• Although email is a critical communication tool, it can often contribute to information overload
  • Using email effectively improves the exchange of ideas and information
  • To improve your email style, prioritize information that’s important and helpful to your audience

One of the benefits of SiriusDecisions’ Sales Operations Strategies service is our annual sales activity study. Over the course of a week, we collect data on how your sales reps spend their time, and solicit their feedback on time sinks and areas for improvement. Consistently at or near the top of the list of rep complaints is the amount of time spent on internal email and communications. I think this is true for pretty much everyone in business today – not just sales reps.

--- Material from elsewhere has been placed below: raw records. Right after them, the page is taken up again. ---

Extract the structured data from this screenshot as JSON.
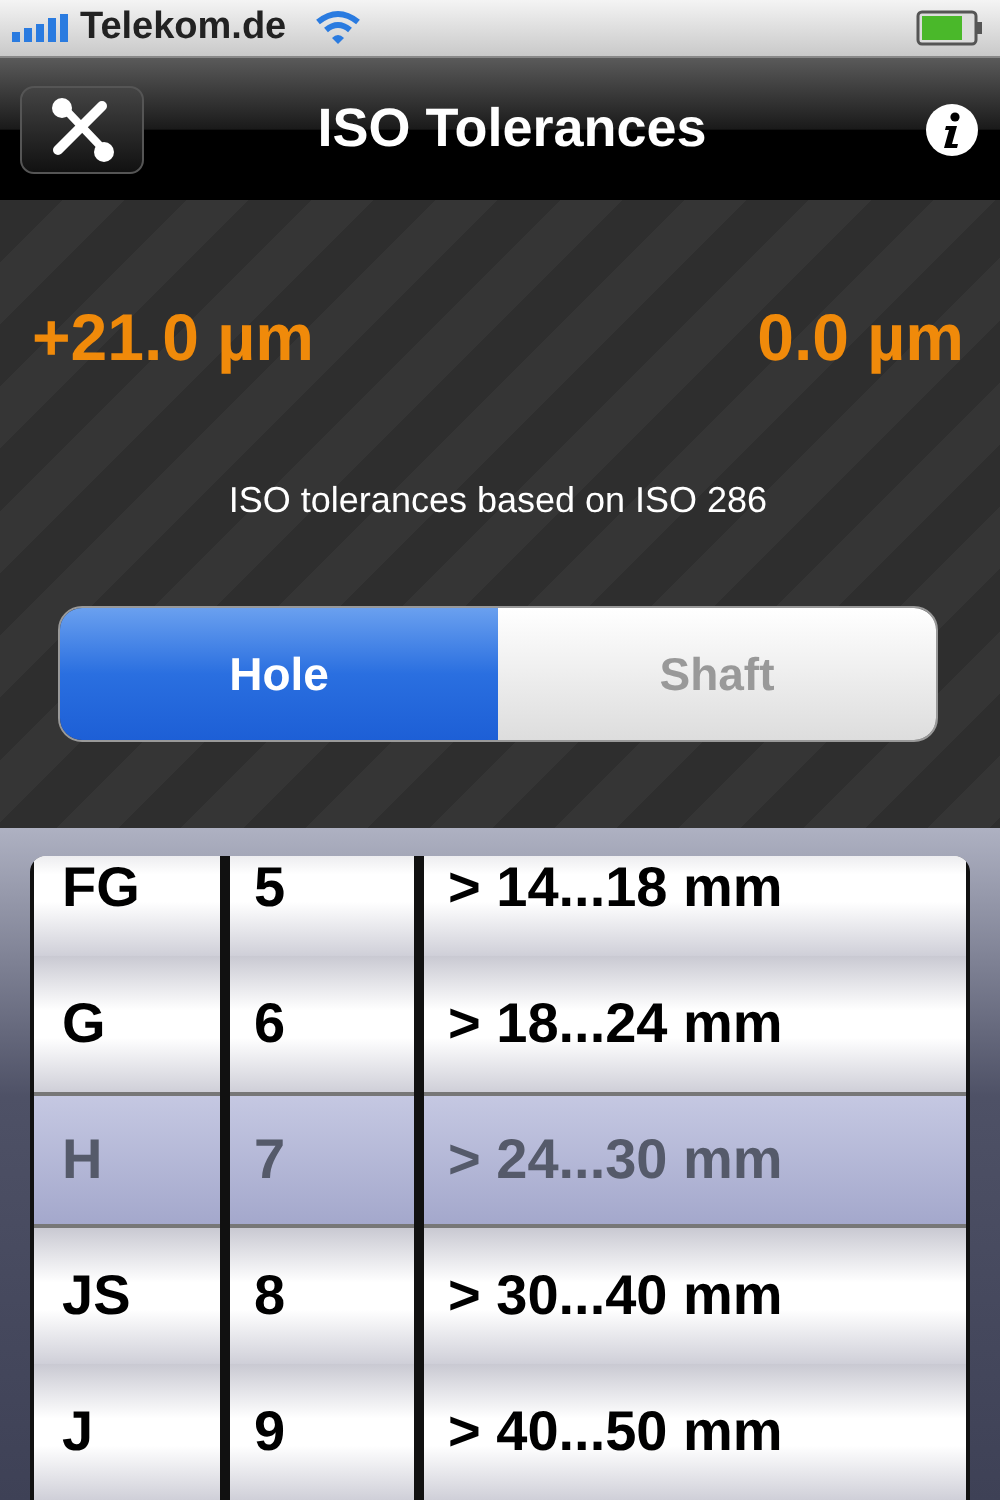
{
  "status_bar": {
    "carrier": "Telekom.de"
  },
  "nav_bar": {
    "title": "ISO Tolerances"
  },
  "readouts": [
    "+21.0 µm",
    "0.0 µm"
  ],
  "note": "ISO tolerances based on ISO 286",
  "segments": [
    {
      "label": "Hole",
      "selected": true
    },
    {
      "label": "Shaft",
      "selected": false
    }
  ],
  "picker": {
    "wheels": [
      {
        "items": [
          {
            "label": "FG",
            "selected": false
          },
          {
            "label": "G",
            "selected": false
          },
          {
            "label": "H",
            "selected": true
          },
          {
            "label": "JS",
            "selected": false
          },
          {
            "label": "J",
            "selected": false
          }
        ]
      },
      {
        "items": [
          {
            "label": "5",
            "selected": false
          },
          {
            "label": "6",
            "selected": false
          },
          {
            "label": "7",
            "selected": true
          },
          {
            "label": "8",
            "selected": false
          },
          {
            "label": "9",
            "selected": false
          }
        ]
      },
      {
        "items": [
          {
            "label": "> 14...18 mm",
            "selected": false
          },
          {
            "label": "> 18...24 mm",
            "selected": false
          },
          {
            "label": "> 24...30 mm",
            "selected": true
          },
          {
            "label": "> 30...40 mm",
            "selected": false
          },
          {
            "label": "> 40...50 mm",
            "selected": false
          }
        ]
      }
    ]
  }
}
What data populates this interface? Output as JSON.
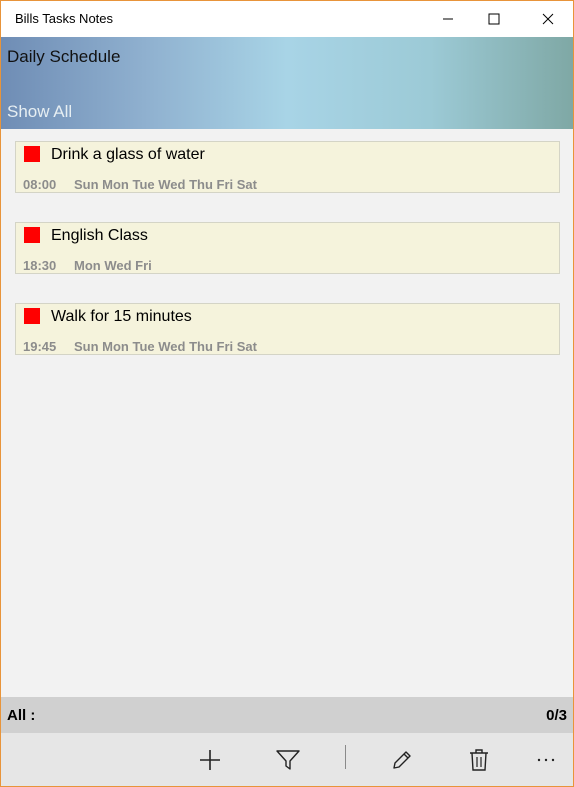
{
  "window": {
    "title": "Bills Tasks Notes",
    "controls": [
      "minimize-icon",
      "maximize-icon",
      "close-icon"
    ]
  },
  "header": {
    "title": "Daily Schedule",
    "filter_label": "Show All"
  },
  "tasks": [
    {
      "title": "Drink a glass of water",
      "time": "08:00",
      "days": "Sun Mon Tue Wed Thu Fri Sat",
      "flag_color": "#ff0000"
    },
    {
      "title": "English Class",
      "time": "18:30",
      "days": "Mon Wed Fri",
      "flag_color": "#ff0000"
    },
    {
      "title": "Walk for 15 minutes",
      "time": "19:45",
      "days": "Sun Mon Tue Wed Thu Fri Sat",
      "flag_color": "#ff0000"
    }
  ],
  "status": {
    "label": "All :",
    "count": "0/3"
  },
  "command_bar": {
    "buttons": [
      "add-icon",
      "filter-icon",
      "edit-icon",
      "delete-icon",
      "more-icon"
    ]
  },
  "colors": {
    "accent_border": "#e8943a",
    "task_background": "#f5f3dc",
    "flag": "#ff0000"
  }
}
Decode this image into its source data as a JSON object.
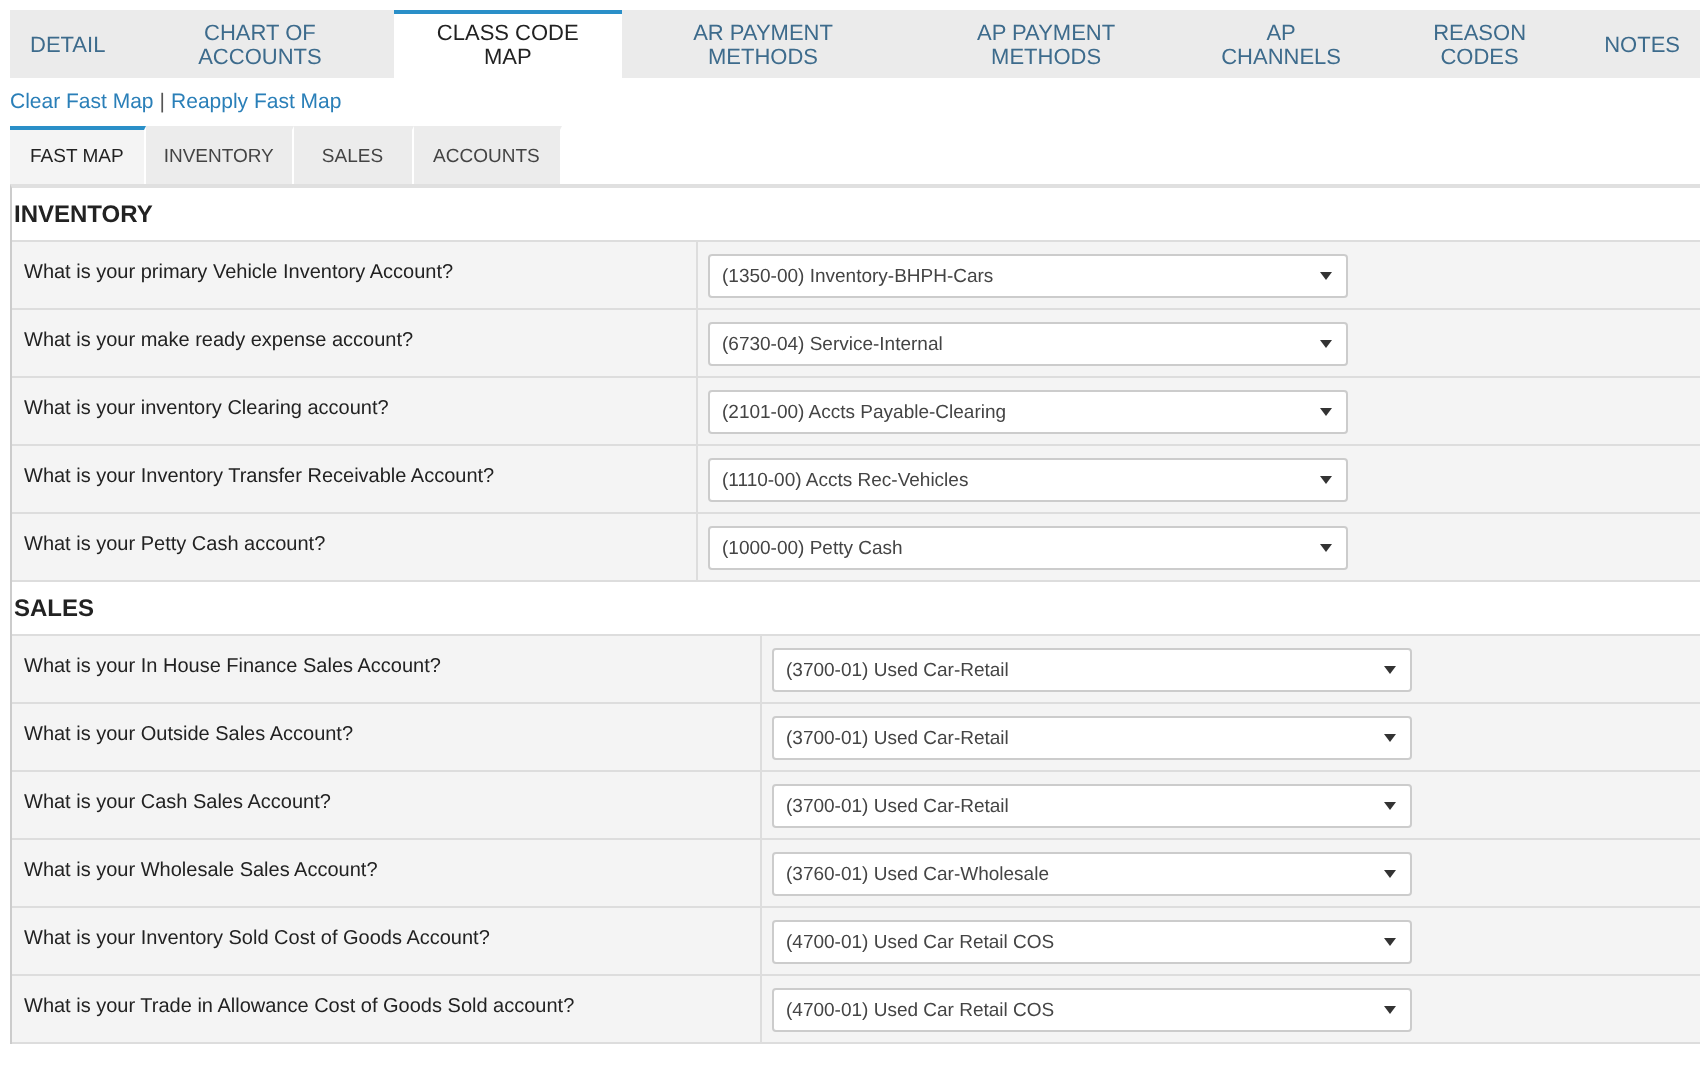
{
  "tabs": [
    {
      "label": "DETAIL",
      "selected": false
    },
    {
      "label": "CHART OF ACCOUNTS",
      "selected": false
    },
    {
      "label": "CLASS CODE MAP",
      "selected": true
    },
    {
      "label": "AR PAYMENT METHODS",
      "selected": false
    },
    {
      "label": "AP PAYMENT METHODS",
      "selected": false
    },
    {
      "label": "AP CHANNELS",
      "selected": false
    },
    {
      "label": "REASON CODES",
      "selected": false
    },
    {
      "label": "NOTES",
      "selected": false
    }
  ],
  "links": [
    "Clear Fast Map",
    "Reapply Fast Map"
  ],
  "link_separator": "|",
  "subtabs": [
    {
      "label": "FAST MAP",
      "selected": true
    },
    {
      "label": "INVENTORY",
      "selected": false
    },
    {
      "label": "SALES",
      "selected": false
    },
    {
      "label": "ACCOUNTS",
      "selected": false
    }
  ],
  "sections": [
    {
      "title": "INVENTORY",
      "rows": [
        {
          "question": "What is your primary Vehicle Inventory Account?",
          "value": "(1350-00) Inventory-BHPH-Cars"
        },
        {
          "question": "What is your make ready expense account?",
          "value": "(6730-04) Service-Internal"
        },
        {
          "question": "What is your inventory Clearing account?",
          "value": "(2101-00) Accts Payable-Clearing"
        },
        {
          "question": "What is your Inventory Transfer Receivable Account?",
          "value": "(1110-00) Accts Rec-Vehicles"
        },
        {
          "question": "What is your Petty Cash account?",
          "value": "(1000-00) Petty Cash"
        }
      ]
    },
    {
      "title": "SALES",
      "rows": [
        {
          "question": "What is your In House Finance Sales Account?",
          "value": "(3700-01) Used Car-Retail"
        },
        {
          "question": "What is your Outside Sales Account?",
          "value": "(3700-01) Used Car-Retail"
        },
        {
          "question": "What is your Cash Sales Account?",
          "value": "(3700-01) Used Car-Retail"
        },
        {
          "question": "What is your Wholesale Sales Account?",
          "value": "(3760-01) Used Car-Wholesale"
        },
        {
          "question": "What is your Inventory Sold Cost of Goods Account?",
          "value": "(4700-01) Used Car Retail COS"
        },
        {
          "question": "What is your Trade in Allowance Cost of Goods Sold account?",
          "value": "(4700-01) Used Car Retail COS"
        }
      ]
    }
  ]
}
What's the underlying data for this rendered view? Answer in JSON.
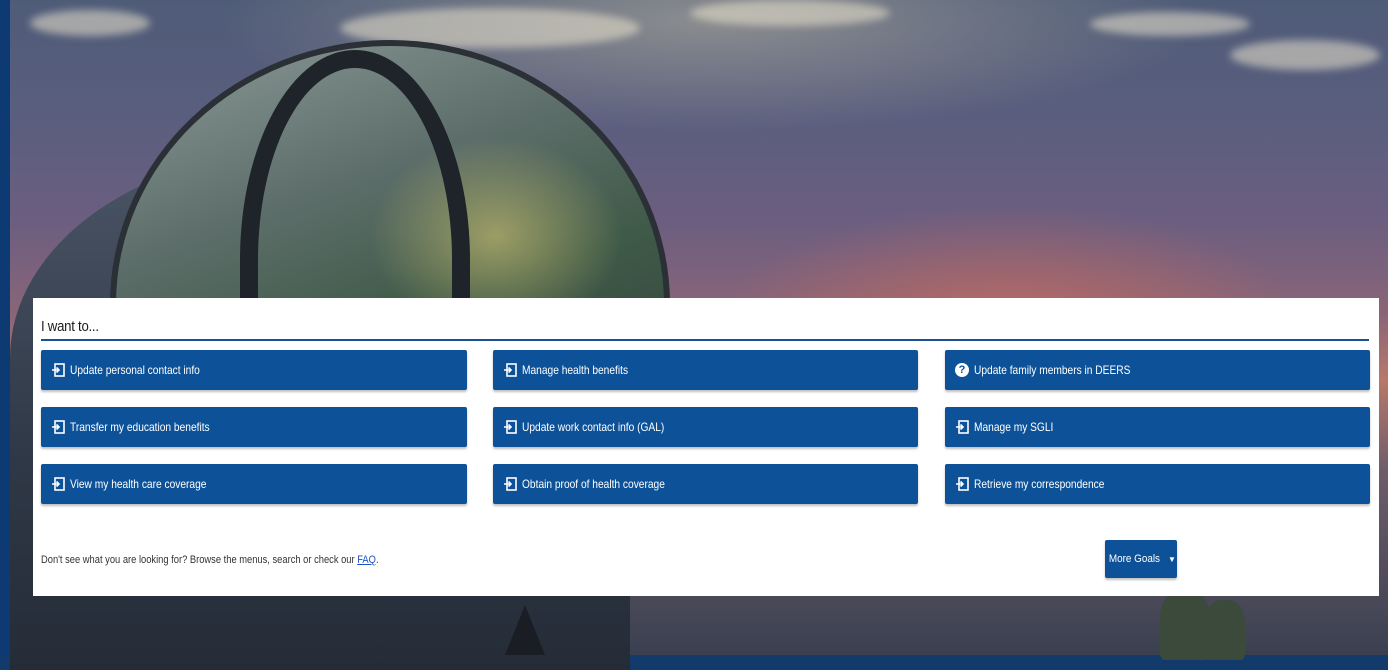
{
  "panel": {
    "title": "I want to...",
    "goals": [
      {
        "label": "Update personal contact info",
        "icon": "sign-in-icon"
      },
      {
        "label": "Manage health benefits",
        "icon": "sign-in-icon"
      },
      {
        "label": "Update family members in DEERS",
        "icon": "help-circle-icon"
      },
      {
        "label": "Transfer my education benefits",
        "icon": "sign-in-icon"
      },
      {
        "label": "Update work contact info (GAL)",
        "icon": "sign-in-icon"
      },
      {
        "label": "Manage my SGLI",
        "icon": "sign-in-icon"
      },
      {
        "label": "View my health care coverage",
        "icon": "sign-in-icon"
      },
      {
        "label": "Obtain proof of health coverage",
        "icon": "sign-in-icon"
      },
      {
        "label": "Retrieve my correspondence",
        "icon": "sign-in-icon"
      }
    ],
    "footer_text": "Don't see what you are looking for? Browse the menus, search or check our",
    "faq_link": "FAQ",
    "footer_end": ".",
    "more_goals_label": "More Goals",
    "caret_icon": "caret-down-icon"
  },
  "colors": {
    "button_blue": "#0d5299",
    "rule_blue": "#1b4f8f",
    "link_blue": "#1a4fc4"
  }
}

I recently discussed the topic with Elena Torres, VP of Global Sales Operations at Baker Hughes, a GE company. Elena – who is responsible for the global digital sales organization – shared her guidelines for dealing with internal email that others could adopt:

hands holding tablet with inbox screen“These principles start with the understanding that people are busy, and their time is important. We’re all inundated with multiple forms of communications barraging our inboxes, mobile phones, newsfeeds and social media. Don’t assume the worst if you get nothing back or don’t get a response right away. Start with the assumption that the other person may be just as busy as you and try to hone your communication so you make it easy for people to respond.”

Here are the six guidelines in detail:

  1. Before hitting “send,” take a moment to think about why your recipients will care about this email or topic. Is this topic important to them – and if so, why?
  2. Don’t just forward an email and expect the recipient to figure out why you sent it, especially if you are asking for a response or assistance. Preface it with a couple of bullets that explain why it was important enough to forward or what help you need. Use the subject line to describe the action required, along with its deadline and owner (e.g. “ACTION Steve: Follow up to schedule meeting. Due Monday COB”). This makes it easy to distinguish between an email that contains an action and one that is just informational. You can then add information lets the recipient know the details of the action item and its due date. Also, don’t label everything “urgent.” If everything is urgent, then nothing is.
  3. Don’t use email to transfer or offload your own tasks, responsibilities or action items to someone else. That’s just a way to avoid ownership and accountability.
  4. Realize that if you don’t get the timely response you expect, the recipient may have other priorities. If it’s that important, pick up the phone.
  5. If you’ve gone back and forth twice or more and you still sense a lack of consensus or clarity, pick up the phone.
  6. If emails are becoming contentious, pick up the phone. Your tone in an email can be easily misconstrued.

In addition to Elena’s guidelines, one more that I got from fellow SiriusDecisions analysts:

Think before you hit “reply all.” Then think again. Does everyone who’s copied on the email really need to see the response?

When used appropriately, email can be a valuable part of your communications portfolio. Use Elena’s guidelines to make sure you’re part of the solution to overloaded inboxes, not part of the problem.